Check and Automated Clearing House (ACH) processing will need to be completed more quickly to ensure cleared funds are available for settlement on T+2. Also, it is important to consider any changes that might be required to trade funding processes and procedures (and the subsequent education and communication that will be necessary to keep customers informed). Although the changes in this area are expected to be relatively simple, even small changes can create a significant amount of risk.
Trade matching and affirmation
The Depository Trust and Clearing Corporation (DTCC) has new cut-off times for trade matching and affirmation in Real-Time Trade Matching (RTTM) and Omgeo. Organizations need to look both at legacy and vendor or service bureau systems and processes to ensure the new deadlines can be met. Also, changes to trade matching and affirmation may require changes to service level agreements and procedures. When implementing changes for T+2, organizations should review the percentage of trades that are currently not matched quickly enough to meet the new, shorter deadlines. They should then determine if any changes are needed to internal controls and policies in order to decrease the number of failed trades.
Physical securities delivery
Organizations should consider what percentage of their trades involve physical securities. They should also consider what percentage of physical securities are for sale and determine whether to increase efforts to dematerialize remaining physical securities.
The SEC has indicated support for the planned transition to a T+2 shortened settlement cycle and expects to issue preliminary proposed rules by the second quarter of 2016. In the meantime, other regulators—including FINRA, the Office of the Comptroller of the Currency (OCC), the Federal Deposit Insurance Corporation (FDIC), and various self-regulatory organizations—have already submitted notifications of proposed rule changes to the SEC.

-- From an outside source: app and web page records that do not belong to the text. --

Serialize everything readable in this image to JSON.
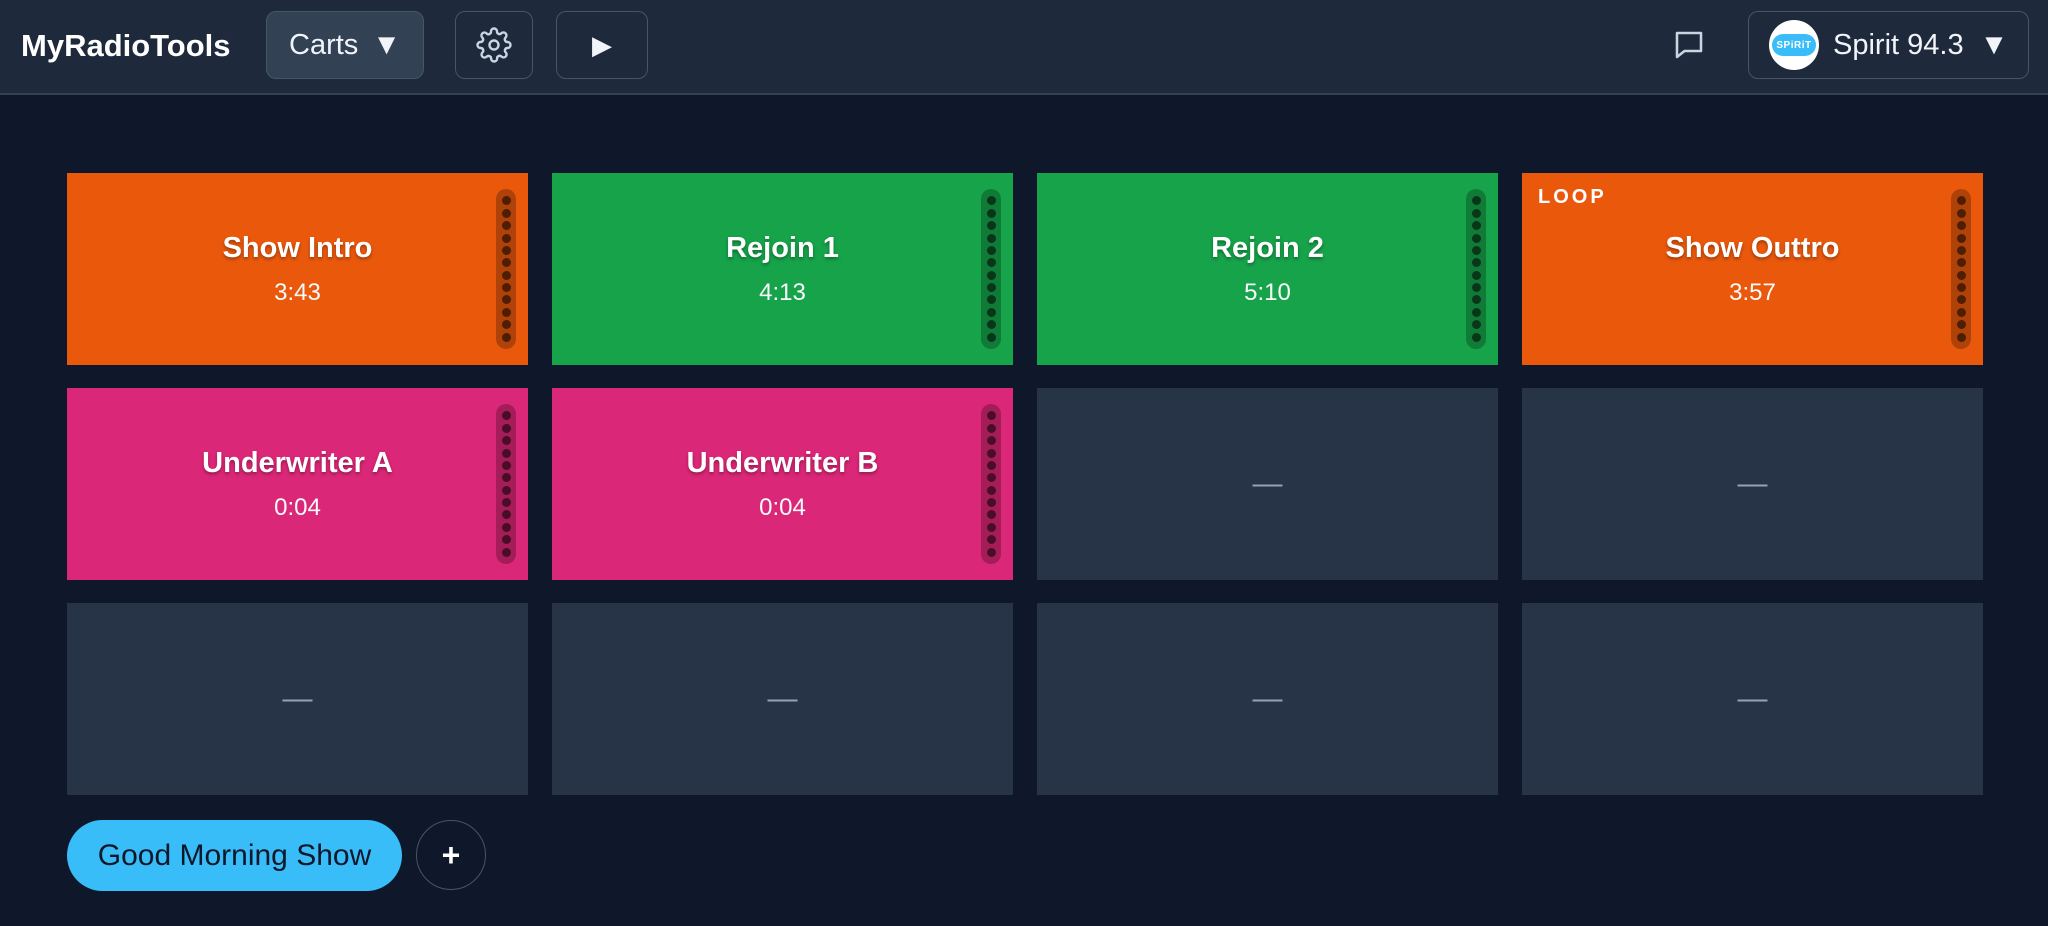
{
  "header": {
    "brand": "MyRadioTools",
    "section_label": "Carts",
    "section_caret": "▼",
    "settings_icon": "gear-icon",
    "play_symbol": "▶",
    "chat_icon": "chat-icon",
    "station": {
      "name": "Spirit 94.3",
      "logo_text": "SPiRiT",
      "caret": "▼"
    }
  },
  "colors": {
    "orange": "#ea580c",
    "green": "#16a34a",
    "pink": "#db2777",
    "empty": "#273346",
    "accent": "#38bdf8"
  },
  "carts": [
    {
      "name": "Show Intro",
      "duration": "3:43",
      "color": "#ea580c",
      "loop": ""
    },
    {
      "name": "Rejoin 1",
      "duration": "4:13",
      "color": "#16a34a",
      "loop": ""
    },
    {
      "name": "Rejoin 2",
      "duration": "5:10",
      "color": "#16a34a",
      "loop": ""
    },
    {
      "name": "Show Outtro",
      "duration": "3:57",
      "color": "#ea580c",
      "loop": "LOOP"
    },
    {
      "name": "Underwriter A",
      "duration": "0:04",
      "color": "#db2777",
      "loop": ""
    },
    {
      "name": "Underwriter B",
      "duration": "0:04",
      "color": "#db2777",
      "loop": ""
    },
    {
      "empty_label": "—"
    },
    {
      "empty_label": "—"
    },
    {
      "empty_label": "—"
    },
    {
      "empty_label": "—"
    },
    {
      "empty_label": "—"
    },
    {
      "empty_label": "—"
    }
  ],
  "footer": {
    "active_set": "Good Morning Show",
    "add_symbol": "+"
  }
}
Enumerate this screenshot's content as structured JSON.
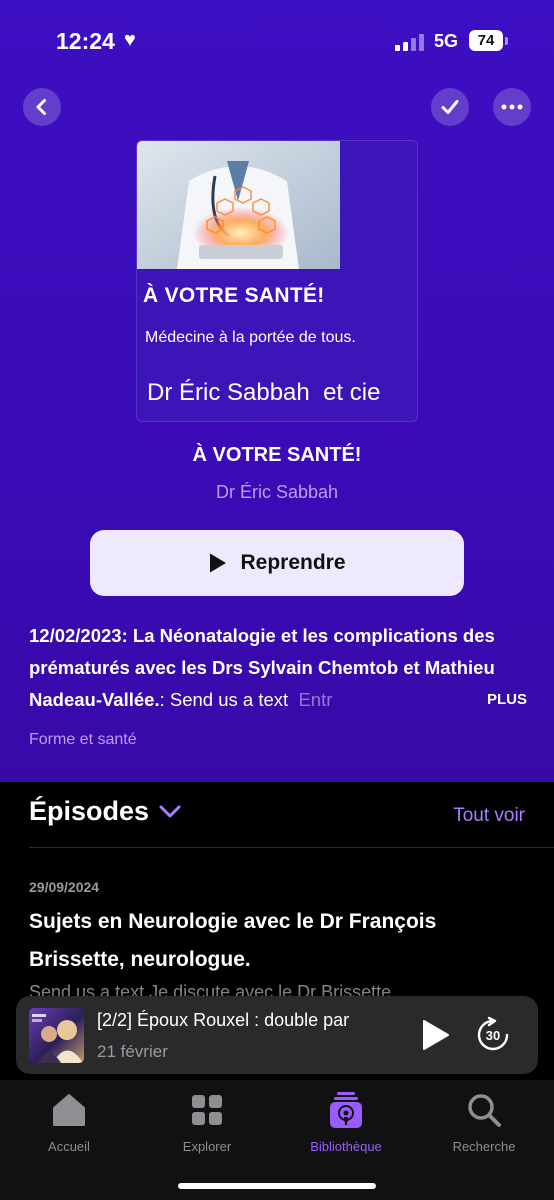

The migration to T+2 is an important breakthrough for the financial services industry and as such, it is important to get it right. Financial services providers that fail or fall behind could be in a difficult position as the rest of the industry moves forward. That being said, the good news for organizations just getting started is that it is not too late to pursue an accelerated implementation plan and get caught up on the critical path.